  • Reply to every comment (and send a welcome e-mail to those commenting for the first time)
  • Visit the blogs of those who comment on your posts and reply by commenting on their posts

And the #1 tip for getting people to engage with you, your issue and opinion is to share something of yourself in your post. Readers want to know what motivates you to sound off. The more comfortable they are in recognizing the motive(s) for your post(s) the more comfortable they will be in contributing to your dialogue.

Social media is a two-way conversation… you need to share and to give in order to receive.

On becoming Google-stupid, a digital dummy

As we become more computer dependent, there is an emerging argument that we are fast becoming intellectual mutants. Does increased screen time equate directly to a devolving humanity?

A few nights ago, our family saw an interesting and frightening CBC documentary entitled “Are We Digital Dummies?” This is worth every minute of your time!


As we cope with our wired world, we’re at the point that we must begin probing whether we can think for ourselves and socially interact? Are we all fast becoming “Google-stupid”?

Herbert Simon, Nobel Prize winning economist, wrote: “What information consumes is rather obvious. It consumes the attention of its recipients. Hence a wealth of information creates a poverty of attention.” And for those who believe that information is power, Albert Einstein warned: “Information is not knowledge.”

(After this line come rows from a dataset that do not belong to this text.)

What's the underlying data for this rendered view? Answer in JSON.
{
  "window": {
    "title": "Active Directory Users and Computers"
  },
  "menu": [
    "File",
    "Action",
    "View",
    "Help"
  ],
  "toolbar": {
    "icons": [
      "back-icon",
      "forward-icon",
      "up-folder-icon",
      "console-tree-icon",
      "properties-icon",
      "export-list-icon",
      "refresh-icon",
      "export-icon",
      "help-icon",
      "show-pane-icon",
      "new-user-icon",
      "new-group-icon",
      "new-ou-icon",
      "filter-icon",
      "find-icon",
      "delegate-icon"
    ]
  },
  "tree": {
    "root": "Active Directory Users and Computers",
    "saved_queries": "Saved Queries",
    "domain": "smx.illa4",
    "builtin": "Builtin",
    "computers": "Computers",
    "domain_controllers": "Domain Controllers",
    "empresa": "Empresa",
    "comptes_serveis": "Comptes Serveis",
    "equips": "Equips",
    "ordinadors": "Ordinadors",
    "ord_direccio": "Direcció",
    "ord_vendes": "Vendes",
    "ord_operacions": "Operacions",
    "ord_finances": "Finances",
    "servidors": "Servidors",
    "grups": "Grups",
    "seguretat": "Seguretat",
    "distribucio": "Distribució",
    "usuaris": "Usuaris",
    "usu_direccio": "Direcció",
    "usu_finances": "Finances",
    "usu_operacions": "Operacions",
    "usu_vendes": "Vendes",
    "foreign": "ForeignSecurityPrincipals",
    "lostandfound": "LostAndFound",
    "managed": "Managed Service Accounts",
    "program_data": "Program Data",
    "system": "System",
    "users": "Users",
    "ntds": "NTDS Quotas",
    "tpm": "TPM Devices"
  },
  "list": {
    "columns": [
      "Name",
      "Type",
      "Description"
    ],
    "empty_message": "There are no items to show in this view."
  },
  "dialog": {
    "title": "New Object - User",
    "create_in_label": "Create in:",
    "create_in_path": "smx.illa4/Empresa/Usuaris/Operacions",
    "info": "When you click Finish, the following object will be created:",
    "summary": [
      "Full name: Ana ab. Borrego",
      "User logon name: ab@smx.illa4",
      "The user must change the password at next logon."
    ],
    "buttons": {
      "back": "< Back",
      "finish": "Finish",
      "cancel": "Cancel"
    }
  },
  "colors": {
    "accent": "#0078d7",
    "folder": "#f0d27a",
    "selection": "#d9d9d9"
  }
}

The documentary and these learned reflections took me back to a previously written article that was first published in the By George Treasury.  In this excerpt, we make a few suggestions for dealing with our modern day info-glut.

It is the amount of data that a person is expected to absorb that is scary. Consider that a daily edition of the N.Y. Times contains as much information as the average 17th century person would have come across in an entire lifetime. At our workplace, the average corporate worker receives 191 messages – 51 phone calls, 39 e-mails, 16 internal memos, and 20 items of outside mail. 

The amount, and pace are becoming unbelievable. We offer some hints on how you might avoid receiving so much… and give yourself some healthy ‘headspace.’  

  • Find a place of your own and sit and close your eyes for five – fifteen minutes, in the morning, noon and night.
  • Don’t take work or work related materials to bed with you.
  • Don’t take reading materials – or your blackberry or iPad – to the washroom (this could be your five – fifteen minute mental break).
  • At home, turn the TV – and all screens – off at least two hours at night.
  • Travel to work with the radio/i-pod off at least half your travel time.
  • At work, schedule time when you will concentrate on a single screen and not answer phones or e-mails. 

So, do you need to find a road to recovery? Step one to a better life-computer balance is recognizing the threats of your daily routines. Begin by watching “Are We Digital Dummies?” Step two would be to unplug for one evening and think this through for yourself.

My Right Hand – a social media service

After a few months collaborating with our network, our public relations company CG&A COMMUNICATIONS is unwrapping My Right Hand.  We are offering a virtual assistant service that will support and enhance clients’ social media activities. The core strategy and content development services include: 

  • Content and Copywriting Services – articles and blog posts, media releases, web content; proofreading and editing; identify value-added links, videos, photos, surveys, etc.
  • Internet Design and Development Services – create new site(s) architecture or improve existing one; develop websites, blogs, microsites, brochureware sites
  • Online Management Services – create and manage your social media accounts via blogs, Facebook and Twitter; stakeholder relations including moderating comments and developing content so that you are an active participant
  • Monitoring and Analysis – monitor your communications and produce “Interaction Reports”; suggestions to meet the stated communications objectives; develop your content marketing strategy

To read more information on My Right Hand, today’s press release is here:


Or find out more from the CG&A COMMUNICATIONS website: